### Exercise details
Scan the data below. Pull out each line where "your" occurs.

[Component data from apps and pages]
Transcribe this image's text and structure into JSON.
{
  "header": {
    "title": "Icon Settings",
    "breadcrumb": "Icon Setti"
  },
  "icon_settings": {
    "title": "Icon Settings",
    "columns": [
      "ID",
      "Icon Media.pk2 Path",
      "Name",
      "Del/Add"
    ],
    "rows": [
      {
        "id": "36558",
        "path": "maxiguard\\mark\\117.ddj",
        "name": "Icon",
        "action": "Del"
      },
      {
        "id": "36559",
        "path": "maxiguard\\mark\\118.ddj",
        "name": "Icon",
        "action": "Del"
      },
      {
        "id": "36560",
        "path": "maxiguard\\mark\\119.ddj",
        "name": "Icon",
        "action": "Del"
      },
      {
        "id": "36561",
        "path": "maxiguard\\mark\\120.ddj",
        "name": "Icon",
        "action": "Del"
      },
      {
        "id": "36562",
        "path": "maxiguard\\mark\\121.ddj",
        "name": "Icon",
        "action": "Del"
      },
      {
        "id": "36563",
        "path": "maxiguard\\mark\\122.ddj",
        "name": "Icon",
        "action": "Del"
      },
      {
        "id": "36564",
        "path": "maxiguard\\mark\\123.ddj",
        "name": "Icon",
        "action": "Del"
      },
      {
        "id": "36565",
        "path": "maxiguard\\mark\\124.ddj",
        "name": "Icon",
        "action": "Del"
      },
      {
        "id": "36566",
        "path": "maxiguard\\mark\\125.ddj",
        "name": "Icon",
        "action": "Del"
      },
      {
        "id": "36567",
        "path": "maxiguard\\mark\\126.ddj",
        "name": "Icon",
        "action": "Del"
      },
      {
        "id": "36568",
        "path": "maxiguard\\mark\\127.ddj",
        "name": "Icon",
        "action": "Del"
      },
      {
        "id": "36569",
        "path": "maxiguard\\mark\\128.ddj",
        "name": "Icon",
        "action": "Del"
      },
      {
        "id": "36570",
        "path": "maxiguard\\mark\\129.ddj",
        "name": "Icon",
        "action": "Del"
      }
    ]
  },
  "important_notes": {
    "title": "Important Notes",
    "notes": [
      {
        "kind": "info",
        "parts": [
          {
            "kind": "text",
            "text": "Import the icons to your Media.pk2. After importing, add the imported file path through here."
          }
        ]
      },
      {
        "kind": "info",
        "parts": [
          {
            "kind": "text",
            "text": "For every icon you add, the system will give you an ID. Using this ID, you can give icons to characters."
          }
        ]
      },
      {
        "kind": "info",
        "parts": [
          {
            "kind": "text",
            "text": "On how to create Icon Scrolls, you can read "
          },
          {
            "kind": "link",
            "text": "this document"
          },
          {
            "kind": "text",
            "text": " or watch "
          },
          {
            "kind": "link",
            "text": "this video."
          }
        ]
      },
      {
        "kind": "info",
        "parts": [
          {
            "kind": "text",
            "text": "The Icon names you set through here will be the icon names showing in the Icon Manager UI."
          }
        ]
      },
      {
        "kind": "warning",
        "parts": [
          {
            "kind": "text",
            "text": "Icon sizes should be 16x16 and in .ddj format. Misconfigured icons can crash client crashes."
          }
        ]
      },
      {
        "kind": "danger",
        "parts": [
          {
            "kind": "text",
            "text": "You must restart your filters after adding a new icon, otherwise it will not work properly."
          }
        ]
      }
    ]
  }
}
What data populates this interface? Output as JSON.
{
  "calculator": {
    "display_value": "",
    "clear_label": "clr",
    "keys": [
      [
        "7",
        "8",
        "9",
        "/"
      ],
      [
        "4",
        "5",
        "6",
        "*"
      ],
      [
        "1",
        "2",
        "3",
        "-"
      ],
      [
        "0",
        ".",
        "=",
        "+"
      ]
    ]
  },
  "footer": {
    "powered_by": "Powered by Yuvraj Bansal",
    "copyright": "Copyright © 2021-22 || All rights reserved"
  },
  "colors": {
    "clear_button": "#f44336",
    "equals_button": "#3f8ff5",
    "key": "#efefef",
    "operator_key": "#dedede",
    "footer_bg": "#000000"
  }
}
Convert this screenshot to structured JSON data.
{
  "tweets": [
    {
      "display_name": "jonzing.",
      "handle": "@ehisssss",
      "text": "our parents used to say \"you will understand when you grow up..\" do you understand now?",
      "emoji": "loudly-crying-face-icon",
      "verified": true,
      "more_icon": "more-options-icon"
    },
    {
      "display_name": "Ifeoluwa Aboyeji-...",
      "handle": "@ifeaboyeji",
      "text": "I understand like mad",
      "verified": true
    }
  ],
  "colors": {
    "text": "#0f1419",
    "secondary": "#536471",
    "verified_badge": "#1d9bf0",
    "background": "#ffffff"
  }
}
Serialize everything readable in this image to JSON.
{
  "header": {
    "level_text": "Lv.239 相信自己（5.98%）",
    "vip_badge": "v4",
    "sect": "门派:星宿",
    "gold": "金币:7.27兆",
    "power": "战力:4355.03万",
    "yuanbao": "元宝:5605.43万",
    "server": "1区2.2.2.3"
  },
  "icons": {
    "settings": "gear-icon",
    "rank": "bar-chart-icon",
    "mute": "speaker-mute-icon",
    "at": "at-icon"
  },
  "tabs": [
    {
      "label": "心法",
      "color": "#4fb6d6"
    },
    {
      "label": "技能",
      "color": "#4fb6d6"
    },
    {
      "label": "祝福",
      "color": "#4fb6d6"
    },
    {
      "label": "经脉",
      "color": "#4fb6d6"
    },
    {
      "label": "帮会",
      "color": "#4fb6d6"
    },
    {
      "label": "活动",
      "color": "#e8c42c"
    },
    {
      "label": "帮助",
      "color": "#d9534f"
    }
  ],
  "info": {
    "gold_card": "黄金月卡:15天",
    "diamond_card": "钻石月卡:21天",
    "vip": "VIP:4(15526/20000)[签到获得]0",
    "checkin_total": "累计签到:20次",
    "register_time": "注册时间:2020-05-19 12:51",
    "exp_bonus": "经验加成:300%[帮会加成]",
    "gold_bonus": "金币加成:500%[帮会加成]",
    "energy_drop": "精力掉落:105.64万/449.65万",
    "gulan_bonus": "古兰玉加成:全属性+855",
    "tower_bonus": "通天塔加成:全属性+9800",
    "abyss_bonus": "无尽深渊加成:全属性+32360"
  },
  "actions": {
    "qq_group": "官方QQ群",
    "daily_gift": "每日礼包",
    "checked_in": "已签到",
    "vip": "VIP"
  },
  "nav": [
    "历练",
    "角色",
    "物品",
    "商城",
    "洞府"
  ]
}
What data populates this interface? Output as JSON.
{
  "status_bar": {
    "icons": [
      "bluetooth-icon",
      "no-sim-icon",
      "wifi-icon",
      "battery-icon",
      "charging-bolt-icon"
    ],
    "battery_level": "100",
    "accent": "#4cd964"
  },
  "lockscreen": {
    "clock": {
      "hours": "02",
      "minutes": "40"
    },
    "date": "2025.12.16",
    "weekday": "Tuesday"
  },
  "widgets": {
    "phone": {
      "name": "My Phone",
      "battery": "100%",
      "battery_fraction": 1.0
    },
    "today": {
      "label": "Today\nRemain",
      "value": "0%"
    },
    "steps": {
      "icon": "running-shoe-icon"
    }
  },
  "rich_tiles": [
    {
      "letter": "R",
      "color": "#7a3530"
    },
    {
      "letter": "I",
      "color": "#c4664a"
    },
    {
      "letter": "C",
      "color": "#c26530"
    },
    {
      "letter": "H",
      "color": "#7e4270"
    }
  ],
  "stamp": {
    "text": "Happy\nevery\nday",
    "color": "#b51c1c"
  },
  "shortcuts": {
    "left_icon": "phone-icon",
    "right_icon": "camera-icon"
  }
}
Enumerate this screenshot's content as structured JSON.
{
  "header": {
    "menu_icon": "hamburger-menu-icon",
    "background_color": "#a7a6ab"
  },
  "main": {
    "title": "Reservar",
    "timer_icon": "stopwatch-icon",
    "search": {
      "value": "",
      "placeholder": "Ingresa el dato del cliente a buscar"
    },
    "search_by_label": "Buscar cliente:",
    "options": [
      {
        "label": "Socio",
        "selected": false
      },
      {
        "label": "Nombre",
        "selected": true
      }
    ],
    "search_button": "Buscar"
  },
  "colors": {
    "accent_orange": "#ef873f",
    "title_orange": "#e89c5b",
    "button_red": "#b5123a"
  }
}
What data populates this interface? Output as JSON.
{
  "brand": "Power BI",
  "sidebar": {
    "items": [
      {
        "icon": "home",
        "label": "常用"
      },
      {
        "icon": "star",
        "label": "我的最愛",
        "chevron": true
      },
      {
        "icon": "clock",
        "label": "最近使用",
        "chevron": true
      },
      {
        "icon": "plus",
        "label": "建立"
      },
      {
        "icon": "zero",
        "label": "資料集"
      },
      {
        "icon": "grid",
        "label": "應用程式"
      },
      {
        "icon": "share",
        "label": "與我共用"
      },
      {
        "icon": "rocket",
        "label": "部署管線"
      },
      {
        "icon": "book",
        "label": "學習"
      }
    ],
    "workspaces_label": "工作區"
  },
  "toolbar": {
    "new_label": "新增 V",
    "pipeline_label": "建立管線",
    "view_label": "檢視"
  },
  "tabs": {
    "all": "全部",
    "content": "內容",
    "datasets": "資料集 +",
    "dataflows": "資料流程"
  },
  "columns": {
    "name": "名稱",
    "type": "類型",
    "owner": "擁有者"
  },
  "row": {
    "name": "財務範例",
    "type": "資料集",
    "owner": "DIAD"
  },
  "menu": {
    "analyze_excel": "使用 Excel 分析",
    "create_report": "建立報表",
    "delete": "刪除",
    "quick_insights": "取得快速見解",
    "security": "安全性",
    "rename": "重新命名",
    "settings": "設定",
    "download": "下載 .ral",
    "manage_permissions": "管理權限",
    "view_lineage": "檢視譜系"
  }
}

### Task response
            "text": "Import the icons to your Media.pk2. After importing, add the imported file path through here."
            "text": "You must restart your filters after adding a new icon, otherwise it will not work properly."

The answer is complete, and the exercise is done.